Activity
If a line in the data holds "World", copy that line out in full.

__________________________________________________

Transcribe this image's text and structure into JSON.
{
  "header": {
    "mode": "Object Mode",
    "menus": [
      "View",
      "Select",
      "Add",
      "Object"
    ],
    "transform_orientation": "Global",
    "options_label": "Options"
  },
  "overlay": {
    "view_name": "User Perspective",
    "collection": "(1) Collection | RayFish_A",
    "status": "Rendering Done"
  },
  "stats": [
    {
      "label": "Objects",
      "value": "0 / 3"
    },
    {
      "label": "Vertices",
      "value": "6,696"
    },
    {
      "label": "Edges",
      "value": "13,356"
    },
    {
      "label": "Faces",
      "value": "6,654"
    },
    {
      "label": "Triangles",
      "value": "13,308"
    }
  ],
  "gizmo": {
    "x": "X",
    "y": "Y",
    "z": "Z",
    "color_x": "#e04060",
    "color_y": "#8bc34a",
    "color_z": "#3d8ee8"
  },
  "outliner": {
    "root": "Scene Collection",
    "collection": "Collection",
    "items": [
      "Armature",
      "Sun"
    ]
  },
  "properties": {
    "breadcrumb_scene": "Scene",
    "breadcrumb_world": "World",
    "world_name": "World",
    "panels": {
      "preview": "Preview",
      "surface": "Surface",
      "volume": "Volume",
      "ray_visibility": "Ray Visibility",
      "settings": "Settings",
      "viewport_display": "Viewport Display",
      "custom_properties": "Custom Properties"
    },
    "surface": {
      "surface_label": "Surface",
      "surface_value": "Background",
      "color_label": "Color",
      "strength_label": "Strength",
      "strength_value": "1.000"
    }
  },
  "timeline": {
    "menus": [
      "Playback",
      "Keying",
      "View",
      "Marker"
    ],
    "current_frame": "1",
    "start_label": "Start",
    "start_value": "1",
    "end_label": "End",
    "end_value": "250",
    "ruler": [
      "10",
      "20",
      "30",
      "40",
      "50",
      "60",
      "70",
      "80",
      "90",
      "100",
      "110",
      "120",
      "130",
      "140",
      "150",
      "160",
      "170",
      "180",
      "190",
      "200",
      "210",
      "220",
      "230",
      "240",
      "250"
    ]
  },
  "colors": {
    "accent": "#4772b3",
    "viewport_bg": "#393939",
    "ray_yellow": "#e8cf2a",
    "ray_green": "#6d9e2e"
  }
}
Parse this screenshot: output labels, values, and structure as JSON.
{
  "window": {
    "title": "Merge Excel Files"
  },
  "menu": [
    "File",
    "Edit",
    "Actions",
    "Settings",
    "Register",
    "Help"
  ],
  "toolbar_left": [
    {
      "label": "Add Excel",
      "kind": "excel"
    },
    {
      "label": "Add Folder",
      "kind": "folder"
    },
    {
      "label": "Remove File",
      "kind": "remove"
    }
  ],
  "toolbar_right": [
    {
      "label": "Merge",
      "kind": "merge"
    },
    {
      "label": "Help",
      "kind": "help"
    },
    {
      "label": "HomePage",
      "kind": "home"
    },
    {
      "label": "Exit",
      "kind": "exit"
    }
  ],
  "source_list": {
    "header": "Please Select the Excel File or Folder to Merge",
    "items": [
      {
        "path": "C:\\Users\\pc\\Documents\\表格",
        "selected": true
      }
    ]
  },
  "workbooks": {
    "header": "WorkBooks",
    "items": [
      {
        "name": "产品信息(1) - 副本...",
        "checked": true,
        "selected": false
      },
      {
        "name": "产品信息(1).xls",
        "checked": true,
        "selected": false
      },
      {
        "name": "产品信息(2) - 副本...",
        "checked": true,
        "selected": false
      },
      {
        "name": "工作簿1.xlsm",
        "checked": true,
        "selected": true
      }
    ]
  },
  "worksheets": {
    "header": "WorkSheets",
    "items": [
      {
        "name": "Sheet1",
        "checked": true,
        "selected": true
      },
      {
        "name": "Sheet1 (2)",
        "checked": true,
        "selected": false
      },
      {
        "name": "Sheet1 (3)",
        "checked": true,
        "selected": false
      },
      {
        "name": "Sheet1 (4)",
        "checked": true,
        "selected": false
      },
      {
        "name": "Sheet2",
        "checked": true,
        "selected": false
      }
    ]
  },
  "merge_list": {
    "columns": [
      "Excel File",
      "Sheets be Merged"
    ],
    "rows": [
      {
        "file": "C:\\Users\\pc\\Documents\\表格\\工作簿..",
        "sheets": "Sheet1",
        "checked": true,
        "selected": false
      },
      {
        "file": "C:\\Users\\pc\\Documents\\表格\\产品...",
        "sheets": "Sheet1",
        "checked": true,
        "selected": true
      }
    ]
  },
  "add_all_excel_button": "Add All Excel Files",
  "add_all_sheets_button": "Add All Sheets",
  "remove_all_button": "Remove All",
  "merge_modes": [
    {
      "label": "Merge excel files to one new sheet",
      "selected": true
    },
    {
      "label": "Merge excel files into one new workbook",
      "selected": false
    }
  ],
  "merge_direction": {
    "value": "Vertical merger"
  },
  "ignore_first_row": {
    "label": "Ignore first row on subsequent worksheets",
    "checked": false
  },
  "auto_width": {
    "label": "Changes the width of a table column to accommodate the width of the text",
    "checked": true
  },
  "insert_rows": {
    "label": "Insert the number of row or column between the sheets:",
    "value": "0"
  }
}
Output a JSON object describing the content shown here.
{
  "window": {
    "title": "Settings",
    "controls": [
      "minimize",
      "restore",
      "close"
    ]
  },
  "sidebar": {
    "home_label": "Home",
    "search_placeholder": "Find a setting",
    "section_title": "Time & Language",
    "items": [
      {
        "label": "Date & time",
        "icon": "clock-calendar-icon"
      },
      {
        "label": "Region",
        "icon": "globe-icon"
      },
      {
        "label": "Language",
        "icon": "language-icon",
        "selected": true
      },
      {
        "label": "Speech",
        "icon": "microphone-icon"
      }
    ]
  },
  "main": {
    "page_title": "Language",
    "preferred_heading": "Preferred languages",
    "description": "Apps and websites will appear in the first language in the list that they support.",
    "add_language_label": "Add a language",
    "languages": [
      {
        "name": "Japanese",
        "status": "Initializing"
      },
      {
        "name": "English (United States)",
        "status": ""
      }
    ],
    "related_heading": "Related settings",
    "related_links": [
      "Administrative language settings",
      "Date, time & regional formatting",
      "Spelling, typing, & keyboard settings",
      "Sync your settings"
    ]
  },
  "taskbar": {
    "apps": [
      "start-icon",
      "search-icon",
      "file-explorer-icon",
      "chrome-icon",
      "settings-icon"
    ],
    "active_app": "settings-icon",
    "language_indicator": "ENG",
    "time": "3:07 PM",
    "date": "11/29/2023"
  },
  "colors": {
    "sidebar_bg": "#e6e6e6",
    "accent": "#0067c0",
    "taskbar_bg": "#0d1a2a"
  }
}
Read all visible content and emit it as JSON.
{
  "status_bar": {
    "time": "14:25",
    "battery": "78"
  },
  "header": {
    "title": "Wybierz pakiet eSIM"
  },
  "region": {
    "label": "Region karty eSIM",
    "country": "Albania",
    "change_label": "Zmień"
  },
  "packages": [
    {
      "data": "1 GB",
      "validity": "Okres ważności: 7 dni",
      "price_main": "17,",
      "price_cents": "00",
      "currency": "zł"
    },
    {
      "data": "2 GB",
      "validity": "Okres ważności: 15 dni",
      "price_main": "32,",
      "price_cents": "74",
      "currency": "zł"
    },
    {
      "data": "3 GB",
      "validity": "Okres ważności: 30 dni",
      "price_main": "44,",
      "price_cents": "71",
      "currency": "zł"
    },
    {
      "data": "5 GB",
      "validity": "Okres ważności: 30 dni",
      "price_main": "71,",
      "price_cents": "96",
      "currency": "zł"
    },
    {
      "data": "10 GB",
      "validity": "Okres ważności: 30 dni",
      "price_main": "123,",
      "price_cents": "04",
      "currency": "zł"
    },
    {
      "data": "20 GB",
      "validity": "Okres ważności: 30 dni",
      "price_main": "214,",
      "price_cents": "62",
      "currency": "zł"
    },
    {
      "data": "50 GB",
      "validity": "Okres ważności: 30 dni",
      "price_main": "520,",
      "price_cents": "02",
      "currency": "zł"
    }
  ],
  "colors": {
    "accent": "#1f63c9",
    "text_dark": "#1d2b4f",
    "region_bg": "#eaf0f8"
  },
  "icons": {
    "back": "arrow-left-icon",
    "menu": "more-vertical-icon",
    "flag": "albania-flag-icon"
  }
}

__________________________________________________

The answer
    "breadcrumb_world": "World",
    "world_name": "World",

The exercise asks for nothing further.